First day of Malaysia's chicken export ban: Sellers in S'pore face higher costs, stopping operations

Chicken sellers in Singapore are facing higher costs from suppliers on the first day of Malaysia's ban on its chicken exports on Wednesday (June 1).

Some which are more dependent on Malaysian suppliers are ceasing operations for a month, although there were no long queues at markets visited by The Straits Times.

Chicken rice sellers said they are preparing to sell frozen chicken once their fresh chicken supplies are exhausted in a few days.

Mr Vincent Liow, owner of Ken & Vin Fresh Poultry at Ghim Moh Market, said his supplier had increased prices.

"The suppliers increased the price, and with the ban, they won't lower it... But as sellers, we also think it's too expensive (for the customers)," the 47-year-old stall owner said.

"For a chicken leg, last week my prices went up to $4, but I pushed it back down to $3.50 today, to make it cheaper for my customers. We don't want to increase the price so high, so we'll just profit less," said Mr Liow. Before the ban was announced more than a week ago, one chicken leg was selling for $2.50.

Chicken importers had encouraged their clients to buy chicken parts instead of the whole bird. ST PHOTO: GAVIN FOO

Mr H.S. Chng, 58, who owns Ngoh Kia Seafood, said the fresh chicken stocks he has will last until at most tomorrow. "After that, if we cannot get stocks for fresh or even frozen chicken, we would have to stop selling."

This is the case for Mr Peter Toh, owner of Heng Huat Fresh Chicken at Ghim Moh Market. Wednesday would be the 52-year-old's last day before a break.

"My supplier told me no more chicken will come in. And since chicken is not coming in, there's no chicken to give me. I'll sell only fresh chicken, not frozen chicken," he said.

He added that there would likely be stock on Thursday from the chickens that were brought in before the ban, but is unsure of the stock situation, as many sellers would be trying to get their hands on the remaining stock.

Malaysia is facing a chicken shortage, with Prime Minister Ismail Sabri Yaakob announcing on May 23 that it will halt the export of up to 3.6 million chickens a month from June 1, until domestic prices and production stabilise.

Mr Jason Teo, 52, who runs chicken rice store 888 at Ghim Moh Food Centre, is one of the sellers who will be using frozen chicken in his chicken rice dishes.

"I called my supplier yesterday, and he told me that these two days there would still be fresh stock for me. But after that, we'll all have to use frozen chicken. I'll also have to try recipes," he said.

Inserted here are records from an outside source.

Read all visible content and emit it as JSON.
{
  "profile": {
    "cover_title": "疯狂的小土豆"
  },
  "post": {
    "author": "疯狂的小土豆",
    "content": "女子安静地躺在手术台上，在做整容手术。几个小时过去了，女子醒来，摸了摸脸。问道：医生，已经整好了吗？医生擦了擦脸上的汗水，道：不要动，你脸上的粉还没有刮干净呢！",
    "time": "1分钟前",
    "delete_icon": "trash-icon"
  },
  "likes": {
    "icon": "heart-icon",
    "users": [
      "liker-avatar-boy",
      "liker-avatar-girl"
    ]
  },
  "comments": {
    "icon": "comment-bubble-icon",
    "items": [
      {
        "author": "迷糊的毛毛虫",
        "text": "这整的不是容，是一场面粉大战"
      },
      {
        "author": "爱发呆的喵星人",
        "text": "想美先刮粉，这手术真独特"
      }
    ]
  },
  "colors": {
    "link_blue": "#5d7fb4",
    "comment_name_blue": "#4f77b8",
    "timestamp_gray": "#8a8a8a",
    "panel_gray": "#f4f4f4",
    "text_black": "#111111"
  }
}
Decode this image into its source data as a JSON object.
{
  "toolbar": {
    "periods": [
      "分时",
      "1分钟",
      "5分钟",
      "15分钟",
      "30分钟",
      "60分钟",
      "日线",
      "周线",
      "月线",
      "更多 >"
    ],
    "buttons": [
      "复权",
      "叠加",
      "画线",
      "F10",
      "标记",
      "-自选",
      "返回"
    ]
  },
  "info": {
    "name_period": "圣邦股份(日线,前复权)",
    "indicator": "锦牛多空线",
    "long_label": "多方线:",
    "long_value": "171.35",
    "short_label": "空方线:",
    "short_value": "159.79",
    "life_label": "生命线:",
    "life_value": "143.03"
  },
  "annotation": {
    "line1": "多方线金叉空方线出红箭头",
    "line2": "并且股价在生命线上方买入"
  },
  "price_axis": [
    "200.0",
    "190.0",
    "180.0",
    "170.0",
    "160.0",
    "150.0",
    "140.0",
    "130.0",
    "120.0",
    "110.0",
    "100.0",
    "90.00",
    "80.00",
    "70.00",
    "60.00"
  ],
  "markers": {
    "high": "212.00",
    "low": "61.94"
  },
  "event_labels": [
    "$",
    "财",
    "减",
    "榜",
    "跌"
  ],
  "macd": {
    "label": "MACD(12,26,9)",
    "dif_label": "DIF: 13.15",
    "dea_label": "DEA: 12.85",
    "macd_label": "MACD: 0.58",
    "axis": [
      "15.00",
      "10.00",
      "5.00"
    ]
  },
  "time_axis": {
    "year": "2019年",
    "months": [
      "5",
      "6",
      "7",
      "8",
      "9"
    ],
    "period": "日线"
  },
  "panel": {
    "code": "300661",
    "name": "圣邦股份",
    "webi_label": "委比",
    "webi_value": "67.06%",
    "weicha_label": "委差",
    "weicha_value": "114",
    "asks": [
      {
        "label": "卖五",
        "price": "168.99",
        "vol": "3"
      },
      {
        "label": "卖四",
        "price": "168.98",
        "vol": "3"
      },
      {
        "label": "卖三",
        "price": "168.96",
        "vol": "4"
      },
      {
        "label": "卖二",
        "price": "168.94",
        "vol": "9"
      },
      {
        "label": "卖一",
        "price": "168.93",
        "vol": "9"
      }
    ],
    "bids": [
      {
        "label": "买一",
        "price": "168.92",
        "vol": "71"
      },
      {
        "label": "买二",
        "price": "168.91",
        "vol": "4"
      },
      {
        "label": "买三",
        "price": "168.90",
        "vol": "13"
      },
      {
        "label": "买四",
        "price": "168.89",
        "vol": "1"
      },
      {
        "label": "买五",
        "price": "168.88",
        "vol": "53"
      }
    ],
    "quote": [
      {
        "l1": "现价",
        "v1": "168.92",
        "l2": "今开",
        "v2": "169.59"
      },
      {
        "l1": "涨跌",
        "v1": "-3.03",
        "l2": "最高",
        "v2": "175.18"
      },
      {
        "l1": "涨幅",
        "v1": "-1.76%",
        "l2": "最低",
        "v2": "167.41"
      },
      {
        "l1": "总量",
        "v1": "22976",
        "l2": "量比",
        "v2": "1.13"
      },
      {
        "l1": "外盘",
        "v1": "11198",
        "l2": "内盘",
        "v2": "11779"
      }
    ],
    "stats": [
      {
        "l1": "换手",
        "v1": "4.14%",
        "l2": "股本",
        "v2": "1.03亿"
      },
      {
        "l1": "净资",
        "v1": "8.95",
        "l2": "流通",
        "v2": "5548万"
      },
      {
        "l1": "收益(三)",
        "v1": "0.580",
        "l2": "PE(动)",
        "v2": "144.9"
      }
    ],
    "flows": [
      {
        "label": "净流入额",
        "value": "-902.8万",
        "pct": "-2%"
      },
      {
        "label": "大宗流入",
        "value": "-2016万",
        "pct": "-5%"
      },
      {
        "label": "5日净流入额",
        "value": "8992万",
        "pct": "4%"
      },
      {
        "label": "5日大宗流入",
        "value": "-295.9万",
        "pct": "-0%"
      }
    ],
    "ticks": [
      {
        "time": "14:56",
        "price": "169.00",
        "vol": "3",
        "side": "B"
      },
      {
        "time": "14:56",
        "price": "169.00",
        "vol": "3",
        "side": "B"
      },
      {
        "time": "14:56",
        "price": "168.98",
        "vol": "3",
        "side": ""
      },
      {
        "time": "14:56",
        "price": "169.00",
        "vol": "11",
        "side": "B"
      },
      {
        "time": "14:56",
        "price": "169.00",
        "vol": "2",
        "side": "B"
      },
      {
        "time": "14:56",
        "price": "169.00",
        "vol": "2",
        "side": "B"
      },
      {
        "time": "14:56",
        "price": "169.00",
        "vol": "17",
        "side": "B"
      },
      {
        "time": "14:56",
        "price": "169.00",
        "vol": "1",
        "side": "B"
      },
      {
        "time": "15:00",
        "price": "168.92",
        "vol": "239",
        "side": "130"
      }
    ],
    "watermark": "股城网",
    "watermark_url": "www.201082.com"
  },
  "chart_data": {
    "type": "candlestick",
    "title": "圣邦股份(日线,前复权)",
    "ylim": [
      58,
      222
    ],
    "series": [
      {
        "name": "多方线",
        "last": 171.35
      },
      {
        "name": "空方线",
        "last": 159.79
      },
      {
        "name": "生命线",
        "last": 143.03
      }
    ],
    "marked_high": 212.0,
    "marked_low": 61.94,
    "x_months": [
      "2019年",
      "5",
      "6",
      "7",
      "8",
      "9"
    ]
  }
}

Despite the efforts of importers who had encouraged their clients to buy chicken parts instead of the whole bird, Mr Teo said it was difficult to adapt to this change.

"Even if I buy the chicken parts (instead of the whole bird), its very difficult to cook, as the timings for cooking would be all different. This is especially hard for roasted chicken," he said.

However, despite the export ban, poultry sellers like Mr Win Hong, who runs Winthrop Hong Group at Ghim Moh Market, said consumers should not worry. His shop sells mainly organic chicken.

"No problem, as there is still chicken in stock. The local companies were slaughtering many chickens last night, all around the clock, slaughtering the last batch… they are working for the people and thinking of the people… and us sellers are not trying to make big money, enough profit will do," he said.

He added: "I'll still have chicken coming in later. Customers don't need to panic that there's no chicken. I know a lot of locals will panic, but there's no need to. There's still a lot of chicken available."